Taking a break from the posts about A House for Marge to discuss another movie. One we didn’t make. One I saw last night. I’m speaking of the much-accoladed How to Train Your Dragon.
I had read glowing reviews of this film for months before the DVD release, some even going so far as to say that Pixar has been equaled or surpassed in the animated film field. My family saw it last night and one thing really stuck out to me:
The characters talk too much. Rather than showing us the story beats, the filmmakers were giving us action-accented dialogue scenes to tell us the next beat (Referred to in Save the Cat as the “Pope in the Pool” technique. And well-used here. The first time, that is.)
Which, of course, is a direct contradiction of the golden rule of screenwriting of show, don’t tell. Contrast a scene from How to Train Your Dragon with one from Pixar’s Up:
Character 1: Yakyakyakyakyakyakyakyakyakyak.
Character 2: Blahblahblahblahblahblahblah.
Character 1: Wow, really?
Audience: He’ll use that piece of information in the next scene, I’m sure.
Character 1: (Silence)
Character 2: (Silence)
Show, don’t tell. There are other things to nitpick about, such as the rather cliché storyline, the pacing of the opening scene not matching the rest of the film, and how all the grownups have Scottish accents while the teens talk like Americans, but the absence of showing is the sore thumb to me.

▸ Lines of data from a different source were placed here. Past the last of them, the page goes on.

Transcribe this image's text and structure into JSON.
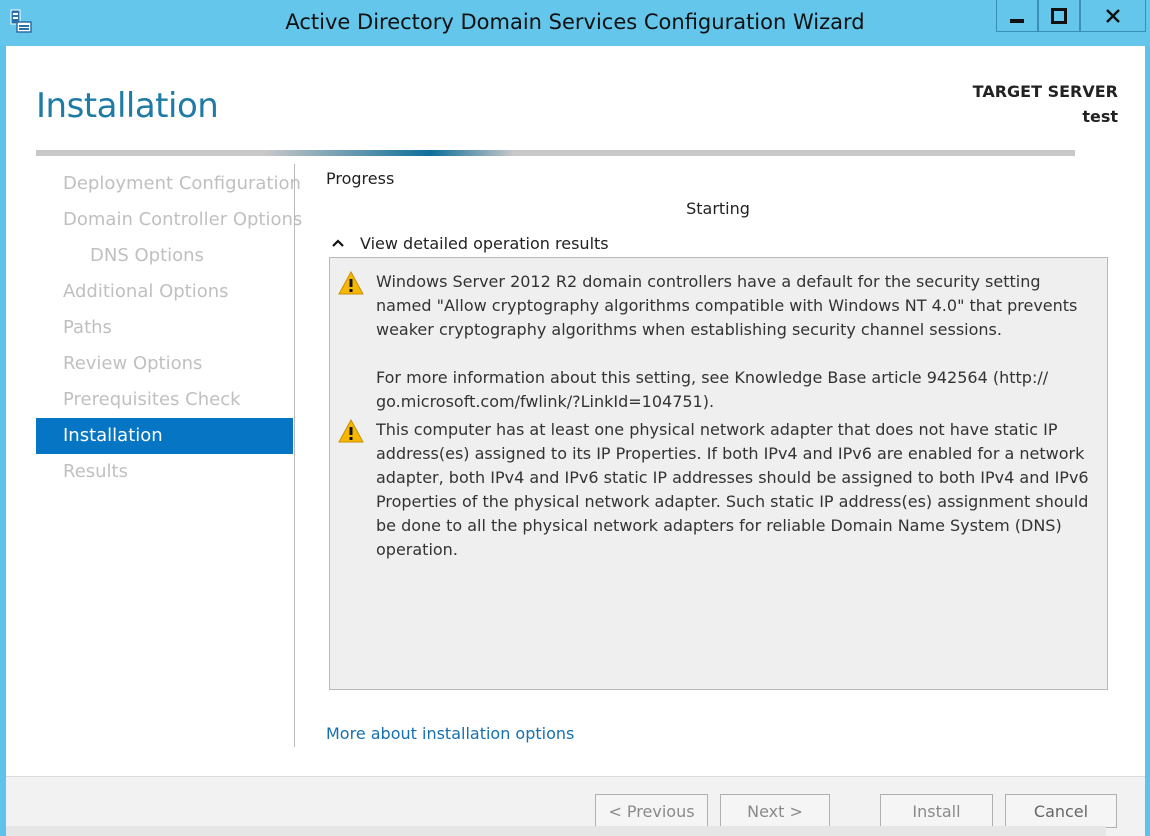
{
  "window": {
    "title": "Active Directory Domain Services Configuration Wizard",
    "icons": {
      "app": "server-wizard-icon",
      "minimize": "minimize-icon",
      "maximize": "maximize-icon",
      "close": "close-icon"
    }
  },
  "header": {
    "page_title": "Installation",
    "target_label": "TARGET SERVER",
    "target_name": "test"
  },
  "nav": {
    "items": [
      {
        "label": "Deployment Configuration",
        "state": "disabled"
      },
      {
        "label": "Domain Controller Options",
        "state": "disabled"
      },
      {
        "label": "DNS Options",
        "state": "disabled",
        "sub": true
      },
      {
        "label": "Additional Options",
        "state": "disabled"
      },
      {
        "label": "Paths",
        "state": "disabled"
      },
      {
        "label": "Review Options",
        "state": "disabled"
      },
      {
        "label": "Prerequisites Check",
        "state": "disabled"
      },
      {
        "label": "Installation",
        "state": "active"
      },
      {
        "label": "Results",
        "state": "disabled"
      }
    ]
  },
  "main": {
    "progress_label": "Progress",
    "status": "Starting",
    "details_toggle": "View detailed operation results",
    "messages": [
      {
        "icon": "warning-icon",
        "paragraphs": [
          "Windows Server 2012 R2 domain controllers have a default for the security setting named \"Allow cryptography algorithms compatible with Windows NT 4.0\" that prevents weaker cryptography algorithms when establishing security channel sessions.",
          "For more information about this setting, see Knowledge Base article 942564 (http:// go.microsoft.com/fwlink/?LinkId=104751)."
        ]
      },
      {
        "icon": "warning-icon",
        "paragraphs": [
          "This computer has at least one physical network adapter that does not have static IP address(es) assigned to its IP Properties. If both IPv4 and IPv6 are enabled for a network adapter, both IPv4 and IPv6 static IP addresses should be assigned to both IPv4 and IPv6 Properties of the physical network adapter. Such static IP address(es) assignment should be done to all the physical network adapters for reliable Domain Name System (DNS) operation."
        ]
      }
    ],
    "more_link": "More about installation options"
  },
  "footer": {
    "previous": "< Previous",
    "next": "Next >",
    "install": "Install",
    "cancel": "Cancel"
  },
  "colors": {
    "titlebar": "#63c6ea",
    "accent": "#0575c4",
    "heading": "#1e7ba6",
    "link": "#1670b0",
    "warning": "#f5b700"
  }
}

Don’t get me wrong. I enjoyed How to Train Your Dragon and I’d certainly see it again. The cinematography is brilliant (wish I’d seen it in 3D), the soundtrack is spectacular (one of my favorites), and the movie does shine in the few areas where the filmmakers remembered that golden rule.

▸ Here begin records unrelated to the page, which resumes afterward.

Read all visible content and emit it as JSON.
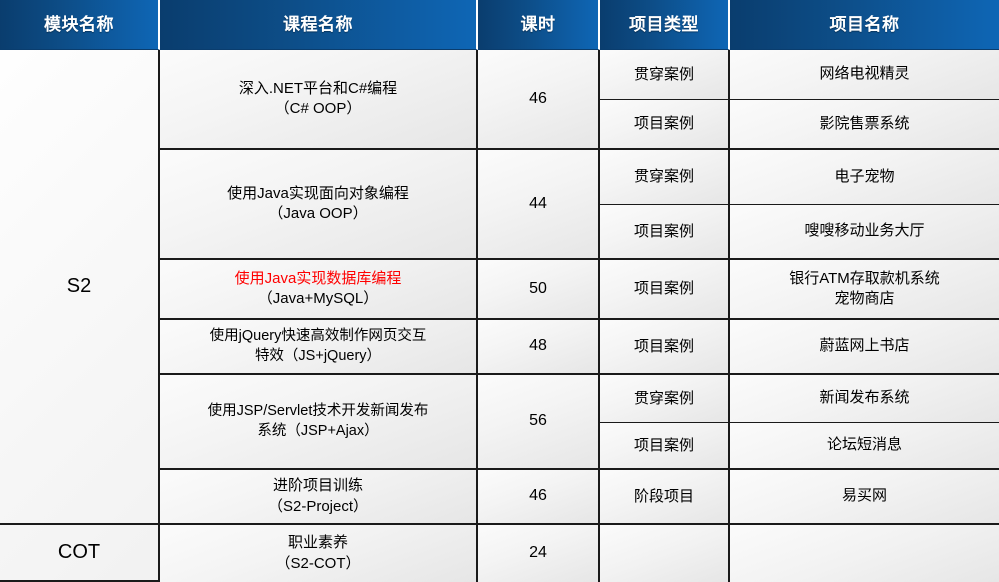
{
  "table": {
    "headers": [
      {
        "label": "模块名称",
        "name": "header-module-name"
      },
      {
        "label": "课程名称",
        "name": "header-course-name"
      },
      {
        "label": "课时",
        "name": "header-hours"
      },
      {
        "label": "项目类型",
        "name": "header-project-type"
      },
      {
        "label": "项目名称",
        "name": "header-project-name"
      }
    ],
    "modules": [
      {
        "label": "S2"
      },
      {
        "label": "COT"
      }
    ],
    "rows": [
      {
        "module": "S2",
        "course_line1": "深入.NET平台和C#编程",
        "course_line2": "（C# OOP）",
        "course_red": false,
        "hours": "46",
        "subrows": [
          {
            "project_type": "贯穿案例",
            "project_name_line1": "网络电视精灵",
            "project_name_line2": ""
          },
          {
            "project_type": "项目案例",
            "project_name_line1": "影院售票系统",
            "project_name_line2": ""
          }
        ]
      },
      {
        "module": "S2",
        "course_line1": "使用Java实现面向对象编程",
        "course_line2": "（Java OOP）",
        "course_red": false,
        "hours": "44",
        "subrows": [
          {
            "project_type": "贯穿案例",
            "project_name_line1": "电子宠物",
            "project_name_line2": ""
          },
          {
            "project_type": "项目案例",
            "project_name_line1": "嗖嗖移动业务大厅",
            "project_name_line2": ""
          }
        ]
      },
      {
        "module": "S2",
        "course_line1": "使用Java实现数据库编程",
        "course_line2": "（Java+MySQL）",
        "course_red": true,
        "hours": "50",
        "subrows": [
          {
            "project_type": "项目案例",
            "project_name_line1": "银行ATM存取款机系统",
            "project_name_line2": "宠物商店"
          }
        ]
      },
      {
        "module": "S2",
        "course_line1": "使用jQuery快速高效制作网页交互",
        "course_line2": "特效（JS+jQuery）",
        "course_red": false,
        "hours": "48",
        "subrows": [
          {
            "project_type": "项目案例",
            "project_name_line1": "蔚蓝网上书店",
            "project_name_line2": ""
          }
        ]
      },
      {
        "module": "S2",
        "course_line1": "使用JSP/Servlet技术开发新闻发布",
        "course_line2": "系统（JSP+Ajax）",
        "course_red": false,
        "hours": "56",
        "subrows": [
          {
            "project_type": "贯穿案例",
            "project_name_line1": "新闻发布系统",
            "project_name_line2": ""
          },
          {
            "project_type": "项目案例",
            "project_name_line1": "论坛短消息",
            "project_name_line2": ""
          }
        ]
      },
      {
        "module": "S2",
        "course_line1": "进阶项目训练",
        "course_line2": "（S2-Project）",
        "course_red": false,
        "hours": "46",
        "subrows": [
          {
            "project_type": "阶段项目",
            "project_name_line1": "易买网",
            "project_name_line2": ""
          }
        ]
      },
      {
        "module": "COT",
        "course_line1": "职业素养",
        "course_line2": "（S2-COT）",
        "course_red": false,
        "hours": "24",
        "subrows": [
          {
            "project_type": "",
            "project_name_line1": "",
            "project_name_line2": ""
          }
        ]
      }
    ]
  },
  "colors": {
    "header_dark": "#0a3d6e",
    "header_light": "#0e66b5",
    "highlight_text": "#ff0000",
    "grid_line": "#1a1a1a"
  }
}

But it’s not the Pixar-killer the critics have labeled it.